- **What you have to do**: Give the listing again exactly as written.

# # # #

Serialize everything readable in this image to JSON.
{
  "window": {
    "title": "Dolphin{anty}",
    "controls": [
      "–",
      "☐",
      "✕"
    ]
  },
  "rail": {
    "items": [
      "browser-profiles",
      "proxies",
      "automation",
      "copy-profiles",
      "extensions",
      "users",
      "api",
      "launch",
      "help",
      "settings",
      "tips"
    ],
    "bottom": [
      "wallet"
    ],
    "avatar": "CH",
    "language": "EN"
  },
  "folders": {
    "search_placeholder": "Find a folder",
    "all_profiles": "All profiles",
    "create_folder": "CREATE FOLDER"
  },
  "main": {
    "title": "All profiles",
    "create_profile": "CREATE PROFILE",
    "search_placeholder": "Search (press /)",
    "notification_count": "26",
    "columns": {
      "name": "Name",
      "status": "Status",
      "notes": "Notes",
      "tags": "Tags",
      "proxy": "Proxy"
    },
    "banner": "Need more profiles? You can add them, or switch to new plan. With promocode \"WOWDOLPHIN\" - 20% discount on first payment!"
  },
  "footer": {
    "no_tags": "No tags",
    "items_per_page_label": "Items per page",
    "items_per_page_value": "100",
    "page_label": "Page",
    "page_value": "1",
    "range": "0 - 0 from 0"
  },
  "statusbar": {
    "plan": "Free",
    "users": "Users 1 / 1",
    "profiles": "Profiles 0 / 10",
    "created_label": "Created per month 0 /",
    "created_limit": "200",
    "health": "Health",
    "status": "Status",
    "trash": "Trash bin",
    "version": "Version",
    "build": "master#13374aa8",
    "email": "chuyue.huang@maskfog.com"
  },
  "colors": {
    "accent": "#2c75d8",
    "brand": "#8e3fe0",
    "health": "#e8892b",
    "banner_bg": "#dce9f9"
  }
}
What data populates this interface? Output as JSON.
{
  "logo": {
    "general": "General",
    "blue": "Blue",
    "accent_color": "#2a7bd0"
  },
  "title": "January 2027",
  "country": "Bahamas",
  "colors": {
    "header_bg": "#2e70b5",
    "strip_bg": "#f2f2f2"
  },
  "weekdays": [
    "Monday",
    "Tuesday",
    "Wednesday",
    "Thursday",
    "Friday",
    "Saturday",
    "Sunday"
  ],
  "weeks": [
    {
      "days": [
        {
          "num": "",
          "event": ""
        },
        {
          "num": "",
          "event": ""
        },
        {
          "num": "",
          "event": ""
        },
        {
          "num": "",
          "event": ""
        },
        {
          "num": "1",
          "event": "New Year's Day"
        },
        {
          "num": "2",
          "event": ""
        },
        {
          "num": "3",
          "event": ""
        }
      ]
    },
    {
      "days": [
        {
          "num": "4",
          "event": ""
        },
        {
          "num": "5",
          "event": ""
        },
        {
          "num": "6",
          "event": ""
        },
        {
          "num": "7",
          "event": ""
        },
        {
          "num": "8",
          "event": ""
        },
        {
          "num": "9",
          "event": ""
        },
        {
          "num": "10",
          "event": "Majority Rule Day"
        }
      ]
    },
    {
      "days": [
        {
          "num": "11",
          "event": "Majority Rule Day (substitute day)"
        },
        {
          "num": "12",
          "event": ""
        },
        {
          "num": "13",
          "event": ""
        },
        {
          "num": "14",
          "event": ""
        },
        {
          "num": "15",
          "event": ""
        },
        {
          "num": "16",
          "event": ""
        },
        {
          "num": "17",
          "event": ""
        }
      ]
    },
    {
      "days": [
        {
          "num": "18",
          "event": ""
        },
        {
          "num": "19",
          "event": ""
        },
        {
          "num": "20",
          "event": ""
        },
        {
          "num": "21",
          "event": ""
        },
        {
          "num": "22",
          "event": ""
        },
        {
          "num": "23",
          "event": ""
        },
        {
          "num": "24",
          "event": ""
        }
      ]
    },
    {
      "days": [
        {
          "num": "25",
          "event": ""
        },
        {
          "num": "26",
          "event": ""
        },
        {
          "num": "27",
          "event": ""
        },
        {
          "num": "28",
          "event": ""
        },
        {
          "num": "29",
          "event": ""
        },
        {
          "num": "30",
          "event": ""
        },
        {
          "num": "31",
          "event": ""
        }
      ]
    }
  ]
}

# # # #

- **Final answer**:
Serialize everything readable in this image to JSON.
{
  "window": {
    "title": "Dolphin{anty}",
    "controls": [
      "–",
      "☐",
      "✕"
    ]
  },
  "rail": {
    "items": [
      "browser-profiles",
      "proxies",
      "automation",
      "copy-profiles",
      "extensions",
      "users",
      "api",
      "launch",
      "help",
      "settings",
      "tips"
    ],
    "bottom": [
      "wallet"
    ],
    "avatar": "CH",
    "language": "EN"
  },
  "folders": {
    "search_placeholder": "Find a folder",
    "all_profiles": "All profiles",
    "create_folder": "CREATE FOLDER"
  },
  "main": {
    "title": "All profiles",
    "create_profile": "CREATE PROFILE",
    "search_placeholder": "Search (press /)",
    "notification_count": "26",
    "columns": {
      "name": "Name",
      "status": "Status",
      "notes": "Notes",
      "tags": "Tags",
      "proxy": "Proxy"
    },
    "banner": "Need more profiles? You can add them, or switch to new plan. With promocode \"WOWDOLPHIN\" - 20% discount on first payment!"
  },
  "footer": {
    "no_tags": "No tags",
    "items_per_page_label": "Items per page",
    "items_per_page_value": "100",
    "page_label": "Page",
    "page_value": "1",
    "range": "0 - 0 from 0"
  },
  "statusbar": {
    "plan": "Free",
    "users": "Users 1 / 1",
    "profiles": "Profiles 0 / 10",
    "created_label": "Created per month 0 /",
    "created_limit": "200",
    "health": "Health",
    "status": "Status",
    "trash": "Trash bin",
    "version": "Version",
    "build": "master#13374aa8",
    "email": "chuyue.huang@maskfog.com"
  },
  "colors": {
    "accent": "#2c75d8",
    "brand": "#8e3fe0",
    "health": "#e8892b",
    "banner_bg": "#dce9f9"
  }
}
What data populates this interface? Output as JSON.
{
  "logo": {
    "general": "General",
    "blue": "Blue",
    "accent_color": "#2a7bd0"
  },
  "title": "January 2027",
  "country": "Bahamas",
  "colors": {
    "header_bg": "#2e70b5",
    "strip_bg": "#f2f2f2"
  },
  "weekdays": [
    "Monday",
    "Tuesday",
    "Wednesday",
    "Thursday",
    "Friday",
    "Saturday",
    "Sunday"
  ],
  "weeks": [
    {
      "days": [
        {
          "num": "",
          "event": ""
        },
        {
          "num": "",
          "event": ""
        },
        {
          "num": "",
          "event": ""
        },
        {
          "num": "",
          "event": ""
        },
        {
          "num": "1",
          "event": "New Year's Day"
        },
        {
          "num": "2",
          "event": ""
        },
        {
          "num": "3",
          "event": ""
        }
      ]
    },
    {
      "days": [
        {
          "num": "4",
          "event": ""
        },
        {
          "num": "5",
          "event": ""
        },
        {
          "num": "6",
          "event": ""
        },
        {
          "num": "7",
          "event": ""
        },
        {
          "num": "8",
          "event": ""
        },
        {
          "num": "9",
          "event": ""
        },
        {
          "num": "10",
          "event": "Majority Rule Day"
        }
      ]
    },
    {
      "days": [
        {
          "num": "11",
          "event": "Majority Rule Day (substitute day)"
        },
        {
          "num": "12",
          "event": ""
        },
        {
          "num": "13",
          "event": ""
        },
        {
          "num": "14",
          "event": ""
        },
        {
          "num": "15",
          "event": ""
        },
        {
          "num": "16",
          "event": ""
        },
        {
          "num": "17",
          "event": ""
        }
      ]
    },
    {
      "days": [
        {
          "num": "18",
          "event": ""
        },
        {
          "num": "19",
          "event": ""
        },
        {
          "num": "20",
          "event": ""
        },
        {
          "num": "21",
          "event": ""
        },
        {
          "num": "22",
          "event": ""
        },
        {
          "num": "23",
          "event": ""
        },
        {
          "num": "24",
          "event": ""
        }
      ]
    },
    {
      "days": [
        {
          "num": "25",
          "event": ""
        },
        {
          "num": "26",
          "event": ""
        },
        {
          "num": "27",
          "event": ""
        },
        {
          "num": "28",
          "event": ""
        },
        {
          "num": "29",
          "event": ""
        },
        {
          "num": "30",
          "event": ""
        },
        {
          "num": "31",
          "event": ""
        }
      ]
    }
  ]
}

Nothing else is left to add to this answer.